To change the deadlines, the Legislature will have to pass a new law this session.
Studies could show the roads aren’t financially feasible
The money in the Florida Department of Transportation’s 5-year work plan is just a small fraction of what the roads will cost. The vast majority of the money will likely be paid through bonds and cost tens of billions of dollars.
And there are concerns from groups on both sides of the political spectrum that the roads will simply be too expensive to build.
Florida TaxWatch, a nonprofit that advocates for smaller government, estimated that the Suncoast Parkway extension alone would cost between $4 billion and $10.5 billion.
If Florida’s Turnpike issues bonds to pay for the road, as many expect, the route would have to attract many more riders than it currently does.
Currently, the Suncoast Parkway produces $700,000 in toll revenue per mile annually, according to TaxWatch’s report. If the extension project is even half as expensive as TaxWatch estimates, the new road would have to produce $2.37 million per mile — 10 percent better than the entire Turnpike average.
By another comparison, the Suncoast Parkway would have to collect twice as much per mile as the 155-mile Turnpike route from Palm Beach County to Osceola County.
“Where will that many new toll-payers come from?” the report’s authors asked.
Without solid projections, the Turnpike would have trouble issuing bonds for the roads.
To the frustration of many on the task forces, the Department of Transportation still has not conducted any assessments showing the roads are needed. Some who are tracking the project don’t believe the assessments will be the endorsements the projects need.
“The well is not deep enough to borrow the money to build all three of these things,” said Paul Owens, president of 1000 Friends of Florida, which advocates for smarter growth and had members on all three of the task forces.
Environmental concerns could derail, or sharply limit, the projects
One of the reasons why the roads are likely to be expensive is because they would run through some of the most pristine and underdeveloped parts of the state.
Such a route could trigger reviews by federal wildlife officials, according to Matthew Schwartz, executive director of the South Florida Wildlands Association, an environmental nonprofit.
While the roads' exact routes are still up in the air, they won’t be able to avoid the many rivers and streams that cross the state, such as the Suwannee and Caloosahatchee rivers.
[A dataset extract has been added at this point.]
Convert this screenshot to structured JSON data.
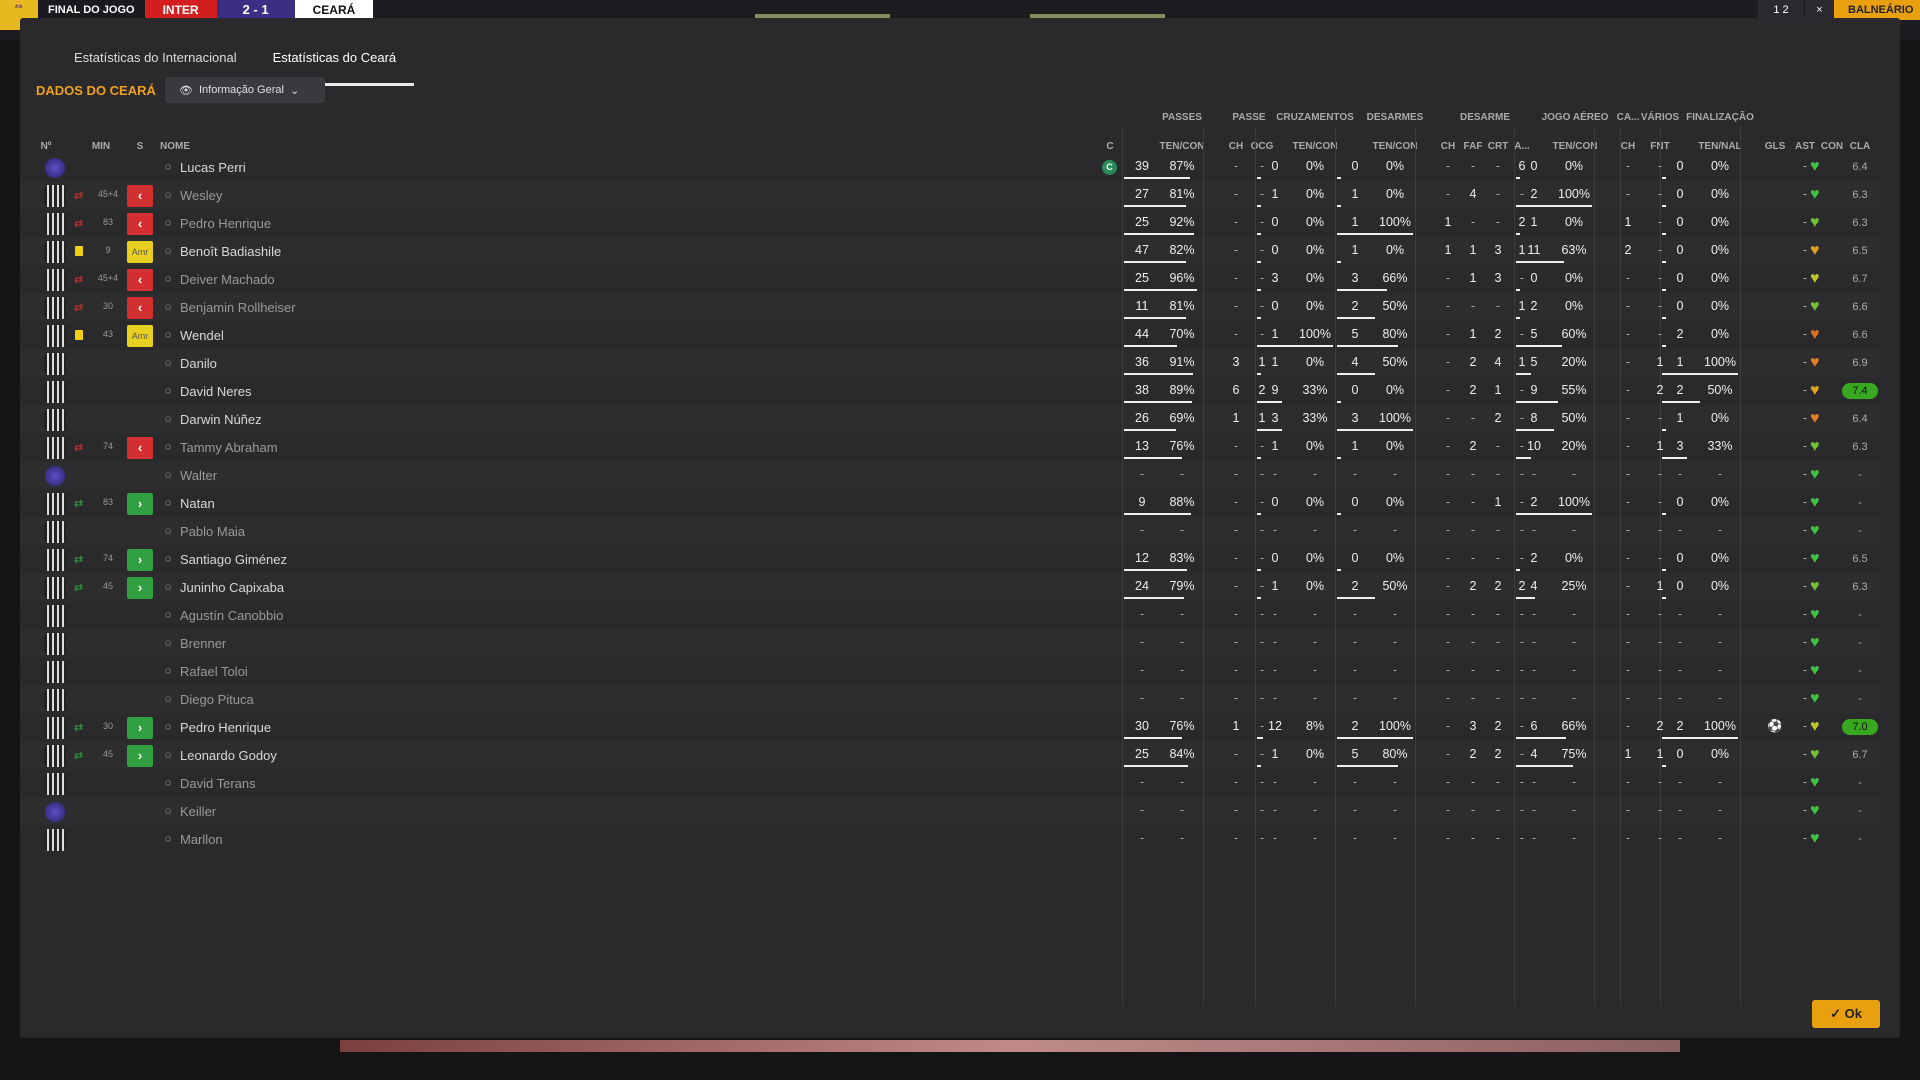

Crossing those bodies of water would require authorization by the U.S. Army Corps of Engineers, Schwartz said. The Corps would, at a minimum, analyze the crossings and would reach out to the U.S. Fish and Wildlife Service for opinions on the environmental impacts.
He believes the Corps should take it a step further and analyze the entire projects, requiring a full environmental impact statement under the National Environmental Policy Act.
Already, a U.S. Fish and Wildlife Service biologist warned that the Polk-to-Collier counties route could lead to the extinction of the state animal, the Florida panther.
“This project would have very serious impacts on the Florida panther (basically a disaster for the panther)," the biologist wrote in an email to his boss in 2019, as lawmakers were debating the roadways.
If federal officials determined the projects posed an existential threat to endangered species, that could doom the roads or severely limit them. Other environmental groups think the scenario is unlikely, though. Even Schwartz admitted that federal environmental officials rarely stop such projects.
“The Fish and Wildlife Service, even though it’s the agency that enforces the endangered species act, is not in the business of stopping development,” Schwartz said.